Water when the soil at the base of the plant is dry to the touch. In the late fall or early winter, cut back old growth on the plants to encourage stronger new growth in the spring. If you want more flowers, pinch off terminal shoots occasionally through the spring and early summer.
Getting poinsettias to turn their signature red holiday color is difficult. This requires them to be in total darkness for 14 to 16 hours a day. The recommended time frame for this is from 5 p.m. to 8 a.m., when temperatures are cooler. The ideal nighttime temperature for flowering is between 55 and 60 degrees Fahrenheit, and temperatures warmer than 70 degrees can instead cause decay.
This will mean you will have had to bring them indoors in the fall, and the darkness should be imposed around October 1, to make them flower in December. A closet without a heating vent is a good location to keep them in darkness, perhaps with black plastic or opaque fabric coverings. Bring them out into sunlight for at least six hours during the day.
Poinsettias are usually propagated by cuttings. Take 8-inch cuttings from the tips of poinsettia stems in the summer, and dip them in rooting hormone such as that available for rose cuttings. Alternately, an easier method is to take woody stem cuttings, about 18 inches, place in rich soil, and keep moist, but not wet, for several weeks.
Do this early enough in the summer that you don’t risk frost damage to the young cuttings, or bring them inside if this is done late in the year. They are fast-growing; the standard pot-size poinsettias sold in stores around Christmas are forcibly small, and will grow many feet tall when planted outdoors.
Poinsettia Pests and Diseases>
Poinsettias are susceptible to root knot, but this can be avoided by proper mulching and watering. They also are bothered by bacterial or greasy canker, both caused by conditions that are too warm and moist. Rot at crown, collar or root also will emerge in wet, warm conditions.
If the plant is too cold and too moist, you may risk gray mold on the soil and stem of the poinsettia, which can be avoided by proper temperatures and good air circulation. Mildew and stem rot can happen when the plant becomes overcrowded with foliage and stems; avoid this by regular pruning.
Want to learn more about poinsettias?
Check out these Web sites chosen by us for more information on the subject:
The University of Illinois Urban Extension has FAQ on poinsettias.

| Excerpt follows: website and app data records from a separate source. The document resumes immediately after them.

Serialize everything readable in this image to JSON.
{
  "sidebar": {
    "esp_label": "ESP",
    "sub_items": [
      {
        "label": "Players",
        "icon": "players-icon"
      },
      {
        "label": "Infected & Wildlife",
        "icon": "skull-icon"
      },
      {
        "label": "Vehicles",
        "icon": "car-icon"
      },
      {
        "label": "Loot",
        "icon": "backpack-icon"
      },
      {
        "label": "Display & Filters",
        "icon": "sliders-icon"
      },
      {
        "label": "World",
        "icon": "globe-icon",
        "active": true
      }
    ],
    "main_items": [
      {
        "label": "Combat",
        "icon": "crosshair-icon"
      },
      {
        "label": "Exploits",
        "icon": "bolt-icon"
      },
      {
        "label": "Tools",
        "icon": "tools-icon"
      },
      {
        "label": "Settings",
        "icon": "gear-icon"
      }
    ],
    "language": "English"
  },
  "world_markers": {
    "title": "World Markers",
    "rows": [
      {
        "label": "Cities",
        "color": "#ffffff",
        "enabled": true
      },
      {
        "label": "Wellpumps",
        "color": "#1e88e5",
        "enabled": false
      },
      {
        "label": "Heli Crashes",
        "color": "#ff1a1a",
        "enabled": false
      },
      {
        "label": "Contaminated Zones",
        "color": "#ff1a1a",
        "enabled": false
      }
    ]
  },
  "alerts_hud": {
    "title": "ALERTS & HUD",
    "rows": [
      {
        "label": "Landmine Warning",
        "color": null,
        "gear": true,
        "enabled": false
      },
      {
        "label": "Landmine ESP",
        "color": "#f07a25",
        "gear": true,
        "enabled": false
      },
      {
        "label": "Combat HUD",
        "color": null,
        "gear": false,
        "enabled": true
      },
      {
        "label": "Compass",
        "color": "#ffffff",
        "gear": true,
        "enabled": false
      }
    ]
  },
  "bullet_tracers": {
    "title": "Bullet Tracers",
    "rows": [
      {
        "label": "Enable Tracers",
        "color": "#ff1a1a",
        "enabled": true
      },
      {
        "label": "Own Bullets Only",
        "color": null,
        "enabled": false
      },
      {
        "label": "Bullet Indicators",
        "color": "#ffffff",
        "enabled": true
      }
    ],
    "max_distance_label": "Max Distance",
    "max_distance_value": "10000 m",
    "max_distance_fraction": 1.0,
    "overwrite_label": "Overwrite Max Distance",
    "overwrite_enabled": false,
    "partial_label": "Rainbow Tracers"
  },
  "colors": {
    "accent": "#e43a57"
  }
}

Poinsettia history and care in Southern gardens from Florida.
The Center for Integrated Pest Management from the University of California details signs and treatments for many poinsettia problems.